Ella attempted to force a smile but grimaced instead. This woman had lost so much. How could she call this place home?
“Now child, you need your rest. We’ll talk more in the morning.”
“It’s evening then?”
“Ah, yes it is, love.” The older woman snatched a lantern off of a nearby table and bent to extinguish the candle inside.
“Of what day?” Ella caused her to pause and glance toward her.
“Goodness knows, I don’t remember the dates anymore. I found you back four days now. Reckon your folks will be wondering, but ain’t no good outside, what with the snow and all. When you’re well, I’ll see to it you get home.”
“Father shall be worried. I’ll face the snow, Mrs. Livingston. If you’ll just help me up.” Ella made an attempt to sit forward in the bed.
“Now that there is foolish talk. You’ve been out with the fever, and you think I’m going to let you walk right out of my cabin…I should think not. Why child, you probably can’t even stand. Give it a few days, and we’ll see you home when the medicines done its good.”
Ella leaned back into the bed and met the old woman’s eyes. “They’ll be worried though.”
The older woman’s eyes sagged with heaviness. “Better for them to worry than for their fears to be true, child.”
“I suppose.” Ella took a reluctant glimpse out the window. Would her father erect a grave marker in her absence? She hoped to return before he endured such sorrow. “Mrs. Livingston, about our earlier discussion, I didn’t mean to pry.”
The woman sighed good-naturedly. “There, there child. I may not have loved Mr. Livingston from the start, but we came to find love in each other.”
“Then, how can you stand to live where he was taken away?”
“Goodness, that’s a burdened question, child.
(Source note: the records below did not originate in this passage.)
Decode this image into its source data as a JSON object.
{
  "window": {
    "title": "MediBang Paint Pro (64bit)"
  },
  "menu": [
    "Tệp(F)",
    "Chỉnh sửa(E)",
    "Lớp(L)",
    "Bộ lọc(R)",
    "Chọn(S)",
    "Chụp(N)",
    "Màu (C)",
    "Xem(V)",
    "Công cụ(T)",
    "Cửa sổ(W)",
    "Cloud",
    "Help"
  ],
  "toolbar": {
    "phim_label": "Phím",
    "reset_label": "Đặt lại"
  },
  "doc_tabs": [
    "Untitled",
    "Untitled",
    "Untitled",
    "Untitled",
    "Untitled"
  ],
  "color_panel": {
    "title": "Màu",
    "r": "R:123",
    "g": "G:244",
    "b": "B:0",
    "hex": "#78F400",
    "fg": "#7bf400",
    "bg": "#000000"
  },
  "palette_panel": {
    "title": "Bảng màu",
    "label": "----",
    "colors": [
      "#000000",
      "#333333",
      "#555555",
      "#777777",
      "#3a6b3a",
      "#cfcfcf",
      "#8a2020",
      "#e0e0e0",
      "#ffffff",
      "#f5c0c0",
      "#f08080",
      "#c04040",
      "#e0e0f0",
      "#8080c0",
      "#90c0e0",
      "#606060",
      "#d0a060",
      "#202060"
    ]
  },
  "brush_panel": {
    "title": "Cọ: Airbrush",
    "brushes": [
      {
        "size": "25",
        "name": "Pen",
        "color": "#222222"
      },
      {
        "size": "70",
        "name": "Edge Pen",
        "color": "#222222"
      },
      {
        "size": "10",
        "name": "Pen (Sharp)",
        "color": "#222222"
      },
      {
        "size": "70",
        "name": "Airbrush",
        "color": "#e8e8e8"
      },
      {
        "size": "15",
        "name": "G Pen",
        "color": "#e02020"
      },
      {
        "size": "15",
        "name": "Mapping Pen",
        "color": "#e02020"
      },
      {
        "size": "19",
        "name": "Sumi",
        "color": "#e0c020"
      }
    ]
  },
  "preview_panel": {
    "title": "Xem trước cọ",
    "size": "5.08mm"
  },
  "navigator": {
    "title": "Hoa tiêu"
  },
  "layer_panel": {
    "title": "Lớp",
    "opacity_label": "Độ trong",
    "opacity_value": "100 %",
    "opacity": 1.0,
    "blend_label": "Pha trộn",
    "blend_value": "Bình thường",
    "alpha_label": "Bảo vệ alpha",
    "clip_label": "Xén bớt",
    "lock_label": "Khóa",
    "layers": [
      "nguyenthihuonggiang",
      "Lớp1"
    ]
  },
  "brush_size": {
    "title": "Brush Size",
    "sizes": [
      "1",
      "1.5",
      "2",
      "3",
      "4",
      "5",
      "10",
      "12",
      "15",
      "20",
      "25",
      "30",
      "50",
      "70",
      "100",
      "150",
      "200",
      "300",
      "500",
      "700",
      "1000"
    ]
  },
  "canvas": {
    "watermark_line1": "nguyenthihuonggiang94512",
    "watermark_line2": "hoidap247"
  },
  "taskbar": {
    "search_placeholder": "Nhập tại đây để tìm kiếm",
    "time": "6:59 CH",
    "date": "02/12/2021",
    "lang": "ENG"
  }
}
I may walk in the valley of death, but thy rod and staff comfort me…” The old woman’s grey eyes turned their heavy sags upward for just a moment. “He may have died here, but he left me with hope, child. Now, no more idle chatter. Shut your eyes.”
Ella dutifully obeyed, but sleep didn’t come. Her legs felt restless, and her mind wandered to Whippercreek. Were they searching for her in the valley? She prayed for her father’s sake they hadn’t given up hope.